For the self described “intellectual godmother” of Occupy Wall Street, Sen. Elizabeth Warren (D-MA)’s fifteen minute speech to the DNC sounded more like a well rehearsed lecture filled with standard left-wing platitudes delivered by a politically correct graduate student than the William Jennings Bryan stemwinder her supporters had hoped for.
It was a pedestrian effort, filled with attacks on “millionaires and billionaires” – probably written by the Obama campaign. Ms. Warren showed none of the sparkle that made her a favorite of the far left.
I thought her speech was flat, filled with boiler plate lefty language.
By my count, it included two hammers, five rigged systems, six level playing fields, and a few crowd pleasing stories of how superhero Barack Obama’s federal government had punished evil corporations.
In Warren’s world, middle class citizens have been “tricked” by credit card companies, “fooled” by student loans, and “cheated” by mortgage companies. She failed to mention, however, that the origins of these financial system problems can be found in the very liberal policies she and the Democratic Party have championed for the past two decades.

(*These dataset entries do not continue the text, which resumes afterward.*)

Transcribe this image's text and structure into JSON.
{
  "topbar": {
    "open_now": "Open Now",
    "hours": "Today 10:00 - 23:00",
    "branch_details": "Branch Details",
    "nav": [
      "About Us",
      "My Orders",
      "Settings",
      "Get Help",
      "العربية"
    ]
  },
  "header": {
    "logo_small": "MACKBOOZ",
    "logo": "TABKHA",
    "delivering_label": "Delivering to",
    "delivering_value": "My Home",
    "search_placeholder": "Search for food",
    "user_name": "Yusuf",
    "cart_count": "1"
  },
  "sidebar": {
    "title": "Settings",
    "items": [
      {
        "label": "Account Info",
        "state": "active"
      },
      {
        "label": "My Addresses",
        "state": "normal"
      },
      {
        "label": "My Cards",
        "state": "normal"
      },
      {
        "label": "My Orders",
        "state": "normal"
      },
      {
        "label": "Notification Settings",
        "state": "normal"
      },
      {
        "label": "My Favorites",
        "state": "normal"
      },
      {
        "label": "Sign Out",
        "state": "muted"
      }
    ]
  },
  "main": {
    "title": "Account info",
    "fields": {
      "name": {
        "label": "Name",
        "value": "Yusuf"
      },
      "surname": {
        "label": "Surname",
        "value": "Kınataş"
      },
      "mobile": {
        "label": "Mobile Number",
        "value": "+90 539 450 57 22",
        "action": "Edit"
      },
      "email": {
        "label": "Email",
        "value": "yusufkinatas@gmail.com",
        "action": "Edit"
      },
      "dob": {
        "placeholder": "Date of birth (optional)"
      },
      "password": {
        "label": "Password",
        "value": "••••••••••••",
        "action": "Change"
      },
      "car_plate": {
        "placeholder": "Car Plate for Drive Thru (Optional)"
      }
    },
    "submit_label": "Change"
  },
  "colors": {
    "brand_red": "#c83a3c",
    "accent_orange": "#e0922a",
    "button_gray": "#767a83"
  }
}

The crowd inside the convention hall liked her speech, but the “wild applause” was fairly constrained. The big flaw in the speech was its complete failure to reach out to anyone outside the extreme left-wing base of the Democratic Party. I can’t imagine that many undecided voters actually took the time to watch the speech. Any of those who did, I’m sure, were unpersuaded by Ms. Warren’s repetitive rhetoric.
The best part of the speech came when she talked about her childhood and family. But surprisingly, she made no mention of her claims of Native American ancestry which, if she’s telling the truth, would be something she should be proud to tell the entire nation:
Like a lot of you, I grew up in a family on the ragged edge of the middle class. My daddy sold carpeting and ended up as a maintenance man. After he had a heart attack, my mom worked the phones at Sears so we could hang on to our house. My three brothers all served in the military. One was career. The second worked a good union job in construction. The third started a small business.
Me, I was waiting tables at 13 and married at 19. I graduated from public schools and taught elementary school. I have a wonderful husband, two great children, and three beautiful grandchildren. And I’m grateful, down to my toes, for every opportunity that America gave me…
There’s a significant Native American caucus at the DNC. Ms. Warren has not only refused to meet with them, she failed to make even the most cursory acknowledgement of the importance of her “shared heritage” with them. But amidst a convention filled with appeals to every other minority group, why was she silent about her own claimed ancestry?
The answer is obvious. Any mention of Native Americans in her speech would have reminded the country that she has destroyed her own credibility on every issue during her Senate campaign.
The DNC pinned their hopes on Ms. Warren’s speech tonight. In fifteen minutes Ms. Warren ably summarized what’s happened to the country during four years of the Obama administration.
For the Democrats tonight, as with the nation since 2008, hope has been replaced with disappointment.